Classical 101 Archives For May 2014
Last Thursday, Detroit Tigers hitter Prince Fielder chose Mozart’s requiem as his at-bat music. If you could choose at-bat music – music that tells the world something about how you’re going to play the game, largely construed – what would you choose?
Though the composer may no longer live, the music does…and when musicians begin to unlock what has been written, the music becomes a living, breathing entity, communicating across cultures and times to speak to us.
“I love the idea that a song by Billie Holiday can speak to a song by Purcell, and that each one can influence the way we hear the other.”
Four great performances in two days over several different Columbus venues, and I missed a few.
As children, most of us loved a bedtime story, or maybe a lullaby. If you remember fondly being read or sung to sleep, maybe you can identify with Elmo. Though most of us outgrow the need or desire to be sung to sleep, many may rethink that position after today’s Muppet moment. I have heard [...]
Coming off of a fabulous weekend of performances featuring Beethoven, Tchaikovsky, and a world premiere by Aaron Jay Kernis, you’d think ProMusica Chamber Orchestra would be taking a break this weekend. You would be wrong!
On the next Fretworks broadcast this Saturday evening at 7 pm, we conclude our month-long geographical excursion for International Guitar Month with music from North America.
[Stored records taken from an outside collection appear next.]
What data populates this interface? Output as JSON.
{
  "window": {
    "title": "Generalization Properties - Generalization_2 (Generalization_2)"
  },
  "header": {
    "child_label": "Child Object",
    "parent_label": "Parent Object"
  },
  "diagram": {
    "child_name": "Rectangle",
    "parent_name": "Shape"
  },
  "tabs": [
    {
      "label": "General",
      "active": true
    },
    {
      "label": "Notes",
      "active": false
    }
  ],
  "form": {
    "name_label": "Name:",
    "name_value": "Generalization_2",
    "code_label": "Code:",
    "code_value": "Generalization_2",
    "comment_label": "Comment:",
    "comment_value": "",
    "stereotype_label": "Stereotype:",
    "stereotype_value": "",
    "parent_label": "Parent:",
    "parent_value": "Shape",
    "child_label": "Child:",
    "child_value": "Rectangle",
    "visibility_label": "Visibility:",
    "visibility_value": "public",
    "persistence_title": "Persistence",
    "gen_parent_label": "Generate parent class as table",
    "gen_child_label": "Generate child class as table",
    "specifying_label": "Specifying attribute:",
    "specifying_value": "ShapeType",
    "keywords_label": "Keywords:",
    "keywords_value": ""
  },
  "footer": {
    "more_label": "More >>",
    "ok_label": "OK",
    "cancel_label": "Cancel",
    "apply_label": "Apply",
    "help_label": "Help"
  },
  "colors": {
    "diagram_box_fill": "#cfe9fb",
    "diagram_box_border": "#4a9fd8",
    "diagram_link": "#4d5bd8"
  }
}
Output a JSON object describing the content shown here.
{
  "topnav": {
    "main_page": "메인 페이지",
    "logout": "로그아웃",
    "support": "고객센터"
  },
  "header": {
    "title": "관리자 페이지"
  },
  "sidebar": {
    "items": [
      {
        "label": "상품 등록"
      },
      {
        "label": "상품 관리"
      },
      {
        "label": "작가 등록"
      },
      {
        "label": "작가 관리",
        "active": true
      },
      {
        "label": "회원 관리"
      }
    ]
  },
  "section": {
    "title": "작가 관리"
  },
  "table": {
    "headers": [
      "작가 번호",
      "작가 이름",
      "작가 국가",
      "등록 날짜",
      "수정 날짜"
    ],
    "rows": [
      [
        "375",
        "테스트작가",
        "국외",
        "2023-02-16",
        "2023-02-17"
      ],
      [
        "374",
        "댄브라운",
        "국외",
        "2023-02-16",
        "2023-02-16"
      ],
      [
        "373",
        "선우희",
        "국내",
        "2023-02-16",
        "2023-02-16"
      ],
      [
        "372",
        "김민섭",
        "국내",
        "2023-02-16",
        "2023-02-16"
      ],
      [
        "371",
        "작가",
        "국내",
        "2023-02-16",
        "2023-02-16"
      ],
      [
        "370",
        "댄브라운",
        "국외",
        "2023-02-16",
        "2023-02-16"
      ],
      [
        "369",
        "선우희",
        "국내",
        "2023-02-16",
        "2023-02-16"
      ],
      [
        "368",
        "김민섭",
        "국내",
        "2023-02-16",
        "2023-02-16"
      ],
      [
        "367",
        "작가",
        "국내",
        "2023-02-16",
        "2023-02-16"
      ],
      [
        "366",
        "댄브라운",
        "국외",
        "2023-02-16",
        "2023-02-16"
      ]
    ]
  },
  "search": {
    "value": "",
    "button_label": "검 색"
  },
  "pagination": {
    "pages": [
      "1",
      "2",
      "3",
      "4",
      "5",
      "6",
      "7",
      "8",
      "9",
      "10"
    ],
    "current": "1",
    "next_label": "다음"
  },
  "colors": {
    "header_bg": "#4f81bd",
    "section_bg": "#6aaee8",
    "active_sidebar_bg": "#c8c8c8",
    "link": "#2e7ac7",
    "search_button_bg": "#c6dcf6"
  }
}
This weekend, Opera Columbus presents Canada’s Opera Atelier in Mozart’s The Magic Flute at the Southern Theatre, and you can hear Mozart’s Requiem at King Avenue United Methodist Church.
This past weekend marked the final bow for ProMusica Chamber Orchestra Conductor and Founding Music Director Timothy Russell. As a part of Russell’s sendoff, a video tribute celebrating his 35 years of dedicated work to creating and building ProMusica into a nationally recognized organization was played prior to each concert. The video features Russell, past [...]
These days, the musical lines continue to blur. While a well established musician such as Yo Yo Ma can delve into whatever style he wants, musicians who begin in the crossover realm have a tough time moving the other way. 2Cellos seems to have found the answer.